Travel Dates 15-18 March 2008
Before moving on I should mention the two extremes of hotel service I struck in India. On this trip I stayed in scores of hotels and guest houses in nine different countries. Some were five-star, some had no stars, but in the space of one day I went from my worst hotel service experience for the whole trip to my best, both in India.
The first, and worst, was the Hotel Amar in Agra. The hotel itself was acceptable, a bit threadbare and worn, but for a 3-star booked via the web for AU$47 (1750INR) via http://www.asiarooms.com/ it seemed OK. Later I realised that the price was much too high for the quality by Indian standards.
I arrived in Agra jet-lagged and sleepless after flying through the night from Hong Kong, arriving at Delhi at 2 am and being driven through the morning from there to Agra, arriving around 8am . The district was fairly rough and I didn't feel confident in walking around the area later. I was initially extremely pleased when I was offered an early check in after breakfast.
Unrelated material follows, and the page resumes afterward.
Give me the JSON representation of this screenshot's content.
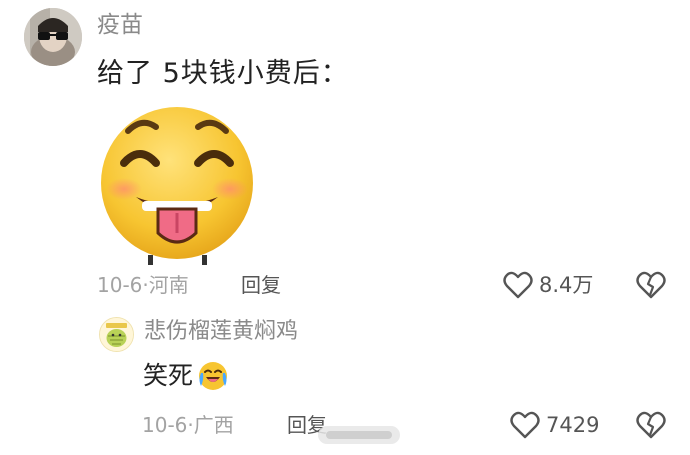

I had a pleasant breakfast and I asked not to be disturbed; the reception staff reassured me that would be no problem and that I had a quiet room. The room was very large and the bed seemed comfortable so I went straight to bed. Eventually I managed to ignore the dripping tap in the bathroom and went to sleep about 9 am.
At about 9:30 the phone rang, waking me. But no-one was on the line. I eventually went back to sleep. An hour later it rang again; I tried not to answer but it just kept ringing. The telephone operator was on the line. She appeared to speak good English but totally ignored everything I said. She gave no reason for ringing and said she would send a man to the room. I asked her not to. She said she would send a man. I said please do not. Sure enough, a man arrived just as I got back to sleep. I got rather angry and again asked not to be disturbed; he disappeared in confusion.
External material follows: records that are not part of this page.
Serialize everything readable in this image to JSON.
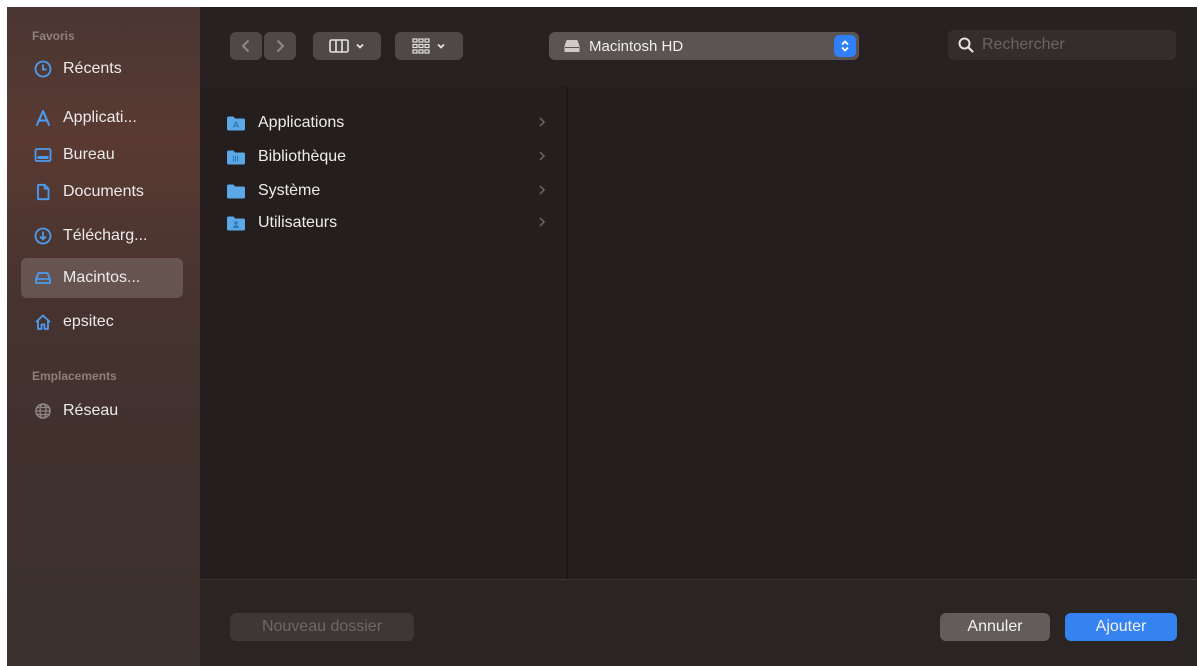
{
  "sidebar": {
    "favorites_title": "Favoris",
    "favorites": [
      {
        "label": "Récents",
        "icon": "clock-icon"
      },
      {
        "label": "Applicati...",
        "icon": "applications-icon"
      },
      {
        "label": "Bureau",
        "icon": "desktop-icon"
      },
      {
        "label": "Documents",
        "icon": "document-icon"
      },
      {
        "label": "Télécharg...",
        "icon": "download-icon"
      },
      {
        "label": "Macintos...",
        "icon": "hard-drive-icon",
        "selected": true
      },
      {
        "label": "epsitec",
        "icon": "home-icon"
      }
    ],
    "locations_title": "Emplacements",
    "locations": [
      {
        "label": "Réseau",
        "icon": "network-globe-icon"
      }
    ]
  },
  "toolbar": {
    "location": "Macintosh HD",
    "search_placeholder": "Rechercher"
  },
  "files": [
    {
      "name": "Applications"
    },
    {
      "name": "Bibliothèque"
    },
    {
      "name": "Système"
    },
    {
      "name": "Utilisateurs"
    }
  ],
  "footer": {
    "new_folder_label": "Nouveau dossier",
    "cancel_label": "Annuler",
    "add_label": "Ajouter"
  },
  "colors": {
    "accent": "#3583f0",
    "sidebar_icon": "#4a9cf2",
    "folder": "#5aa8e6"
  }
}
I drifted off to sleep again after an hour or two. When the world's loudest vacuum cleaner took flight out side the room at 1pm I gave up. I rang my driver and spent the afternoon touring the Red Fort, something I had meant to do the following day after the Taj Mahal. That night, no-one had fixed the loudly dripping taps and toilet in the ancient bathroom. I finally fell asleep despite that, from exhaustion.
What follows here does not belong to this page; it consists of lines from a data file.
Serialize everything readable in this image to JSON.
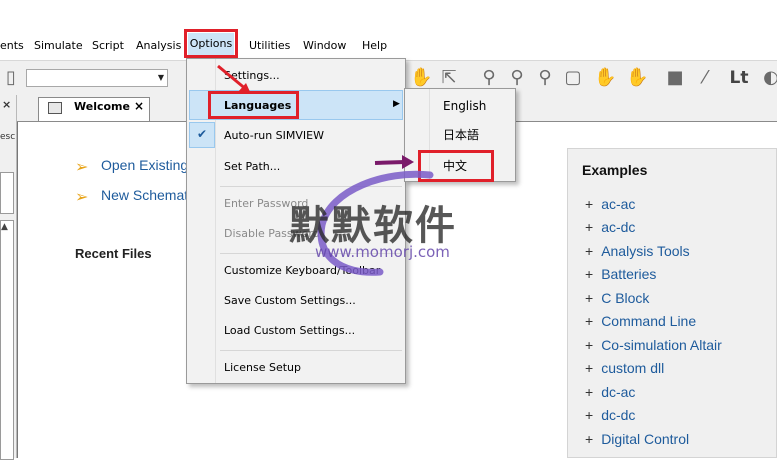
{
  "menubar": {
    "items": [
      "ents",
      "Simulate",
      "Script",
      "Analysis",
      "Options",
      "Utilities",
      "Window",
      "Help"
    ]
  },
  "tab": {
    "label": "Welcome",
    "close": "×"
  },
  "left_panel": {
    "close": "×",
    "desc": "esc"
  },
  "welcome": {
    "links": [
      "Open Existing",
      "New Schemat"
    ],
    "recent_title": "Recent Files"
  },
  "examples": {
    "title": "Examples",
    "items": [
      "ac-ac",
      "ac-dc",
      "Analysis Tools",
      "Batteries",
      "C Block",
      "Command Line",
      "Co-simulation Altair",
      "custom dll",
      "dc-ac",
      "dc-dc",
      "Digital Control"
    ]
  },
  "options_menu": {
    "items": [
      "Settings...",
      "Languages",
      "Auto-run SIMVIEW",
      "Set Path...",
      "Enter Password",
      "Disable Password",
      "Customize Keyboard/Toolbar",
      "Save Custom Settings...",
      "Load Custom Settings...",
      "License Setup"
    ]
  },
  "languages_menu": {
    "items": [
      "English",
      "日本語",
      "中文"
    ]
  },
  "toolbar": {
    "lt_label": "Lt"
  },
  "watermark": {
    "text": "默默软件",
    "url": "www.momorj.com"
  },
  "colors": {
    "highlight": "#e0202a",
    "accent": "#1e5b9c",
    "menu_hover": "#cce4f7",
    "arrow": "#7a1a6a"
  }
}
The sign outside the breakfast room advised that breakfast would be available from 6am. A sensible time when so many people are there to see the Taj Mahal at dawn. At 5:50 a half-dozen guests were waiting with me for the doors to open for breakfast; we saw occasional activity in the room, we waited, and we waited. Eventually one couple barged in and demanded breakfast at 6:20 and a large bowl of boiled eggs appeared.
I, and the other guests waiting with me, missed those dawn photos. Later, at checkout, there seemed to be staff I had never seen with cheshire cat smiles and outstretched palms every two paces eagerly trying to qualify for a departure tip. They failed.
The next hotel I stayed at was the Arya Niwas in Jaipur. It is only a two-star, but the attitude to the customer was so dramatically different it was like stepping into a different world.
I had booked via the web. No deposit was needed, simply a phone call before 4pm on the arrival day to confirm I would be there. The district was not salubrious by Western standards, but I walked alone around the district quite happily during the next couple of days and never felt threatened. Like the Hotel Amar it isn’t brand new, but it is well-maintained. For 950INR (AU$25) the air-conditioned single room was adequate, the bed was comfortable and the air-con worked quietly. The hotel had a no-tips policy, with large signs reminding customers and staff of that policy.
On my first night there was some minor noise from the stairwell beside the room when someone appeared to clump down the stairs in hob-nailed boots. I mentioned that in the morning, in passing but not as a complaint. I probably noticed the noise more than usual after my bad experience in Agra and also because the ambient noise in the hotel was extremely quiet. That evening I found that I had been moved to a better room on a different floor, for no extra charge and no tip expected.
The restaurant was excellent and cheap, as also was the laundry service. It had elements of a back-packer atmosphere, with a book-swap service and a common-room area, but the other guests seemed a little above the back-packer level. No noisy parties or drunken yobboes. For a traveller like myself it was perfect, and after the Agra Hotel Amar it seemed like paradise. I had initially booked for two nights. The first thing I did after the first night was extend for an extra night.
Forget the frills; when it comes to the crunch the critical things that will determine whether a traveller has a good or bad hotel experience are a quiet room, a comfortable bed and staff who understand the customer's needs.